Interface dataset entries
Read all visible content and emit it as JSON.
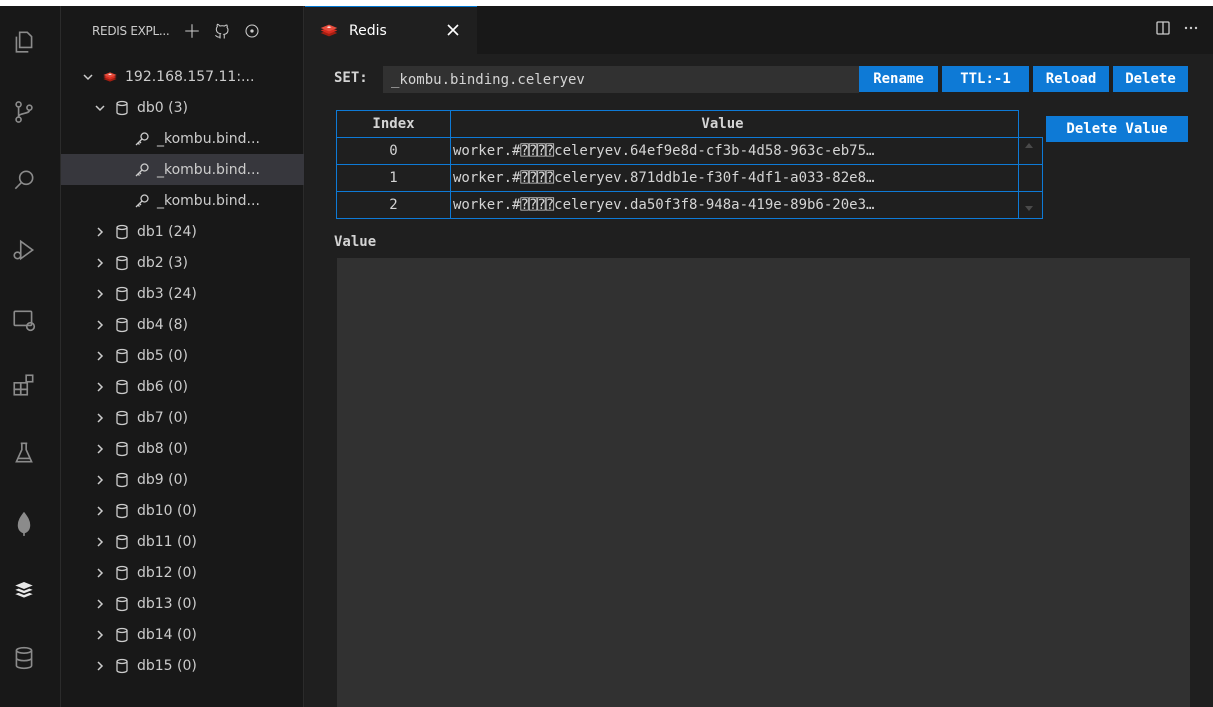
{
  "sidebar": {
    "title": "REDIS EXPL...",
    "tree": [
      {
        "label": "192.168.157.11:...",
        "icon": "redis-icon",
        "expanded": true
      },
      {
        "label": "db0 (3)",
        "icon": "database-icon",
        "expanded": true
      },
      {
        "label": "_kombu.bind...",
        "icon": "key-icon"
      },
      {
        "label": "_kombu.bind...",
        "icon": "key-icon",
        "selected": true
      },
      {
        "label": "_kombu.bind...",
        "icon": "key-icon"
      },
      {
        "label": "db1 (24)",
        "icon": "database-icon"
      },
      {
        "label": "db2 (3)",
        "icon": "database-icon"
      },
      {
        "label": "db3 (24)",
        "icon": "database-icon"
      },
      {
        "label": "db4 (8)",
        "icon": "database-icon"
      },
      {
        "label": "db5 (0)",
        "icon": "database-icon"
      },
      {
        "label": "db6 (0)",
        "icon": "database-icon"
      },
      {
        "label": "db7 (0)",
        "icon": "database-icon"
      },
      {
        "label": "db8 (0)",
        "icon": "database-icon"
      },
      {
        "label": "db9 (0)",
        "icon": "database-icon"
      },
      {
        "label": "db10 (0)",
        "icon": "database-icon"
      },
      {
        "label": "db11 (0)",
        "icon": "database-icon"
      },
      {
        "label": "db12 (0)",
        "icon": "database-icon"
      },
      {
        "label": "db13 (0)",
        "icon": "database-icon"
      },
      {
        "label": "db14 (0)",
        "icon": "database-icon"
      },
      {
        "label": "db15 (0)",
        "icon": "database-icon"
      }
    ]
  },
  "tab": {
    "label": "Redis"
  },
  "editor": {
    "type_label": "SET:",
    "key_value": "_kombu.binding.celeryev",
    "buttons": {
      "rename": "Rename",
      "ttl": "TTL:-1",
      "reload": "Reload",
      "delete": "Delete",
      "delete_value": "Delete Value"
    },
    "table": {
      "headers": [
        "Index",
        "Value"
      ],
      "rows": [
        {
          "index": "0",
          "value": "worker.#⍰⍰⍰⍰celeryev.64ef9e8d-cf3b-4d58-963c-eb75…"
        },
        {
          "index": "1",
          "value": "worker.#⍰⍰⍰⍰celeryev.871ddb1e-f30f-4df1-a033-82e8…"
        },
        {
          "index": "2",
          "value": "worker.#⍰⍰⍰⍰celeryev.da50f3f8-948a-419e-89b6-20e3…"
        }
      ]
    },
    "value_label": "Value"
  },
  "colors": {
    "accent": "#0e7ad6",
    "background": "#1f1f1f",
    "sidebar": "#181818",
    "input": "#313131"
  }
}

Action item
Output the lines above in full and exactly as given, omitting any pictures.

Solution to the problem
Read all visible content and emit it as JSON.
{
  "sidebar": {
    "title": "REDIS EXPL...",
    "tree": [
      {
        "label": "192.168.157.11:...",
        "icon": "redis-icon",
        "expanded": true
      },
      {
        "label": "db0 (3)",
        "icon": "database-icon",
        "expanded": true
      },
      {
        "label": "_kombu.bind...",
        "icon": "key-icon"
      },
      {
        "label": "_kombu.bind...",
        "icon": "key-icon",
        "selected": true
      },
      {
        "label": "_kombu.bind...",
        "icon": "key-icon"
      },
      {
        "label": "db1 (24)",
        "icon": "database-icon"
      },
      {
        "label": "db2 (3)",
        "icon": "database-icon"
      },
      {
        "label": "db3 (24)",
        "icon": "database-icon"
      },
      {
        "label": "db4 (8)",
        "icon": "database-icon"
      },
      {
        "label": "db5 (0)",
        "icon": "database-icon"
      },
      {
        "label": "db6 (0)",
        "icon": "database-icon"
      },
      {
        "label": "db7 (0)",
        "icon": "database-icon"
      },
      {
        "label": "db8 (0)",
        "icon": "database-icon"
      },
      {
        "label": "db9 (0)",
        "icon": "database-icon"
      },
      {
        "label": "db10 (0)",
        "icon": "database-icon"
      },
      {
        "label": "db11 (0)",
        "icon": "database-icon"
      },
      {
        "label": "db12 (0)",
        "icon": "database-icon"
      },
      {
        "label": "db13 (0)",
        "icon": "database-icon"
      },
      {
        "label": "db14 (0)",
        "icon": "database-icon"
      },
      {
        "label": "db15 (0)",
        "icon": "database-icon"
      }
    ]
  },
  "tab": {
    "label": "Redis"
  },
  "editor": {
    "type_label": "SET:",
    "key_value": "_kombu.binding.celeryev",
    "buttons": {
      "rename": "Rename",
      "ttl": "TTL:-1",
      "reload": "Reload",
      "delete": "Delete",
      "delete_value": "Delete Value"
    },
    "table": {
      "headers": [
        "Index",
        "Value"
      ],
      "rows": [
        {
          "index": "0",
          "value": "worker.#⍰⍰⍰⍰celeryev.64ef9e8d-cf3b-4d58-963c-eb75…"
        },
        {
          "index": "1",
          "value": "worker.#⍰⍰⍰⍰celeryev.871ddb1e-f30f-4df1-a033-82e8…"
        },
        {
          "index": "2",
          "value": "worker.#⍰⍰⍰⍰celeryev.da50f3f8-948a-419e-89b6-20e3…"
        }
      ]
    },
    "value_label": "Value"
  },
  "colors": {
    "accent": "#0e7ad6",
    "background": "#1f1f1f",
    "sidebar": "#181818",
    "input": "#313131"
  }
}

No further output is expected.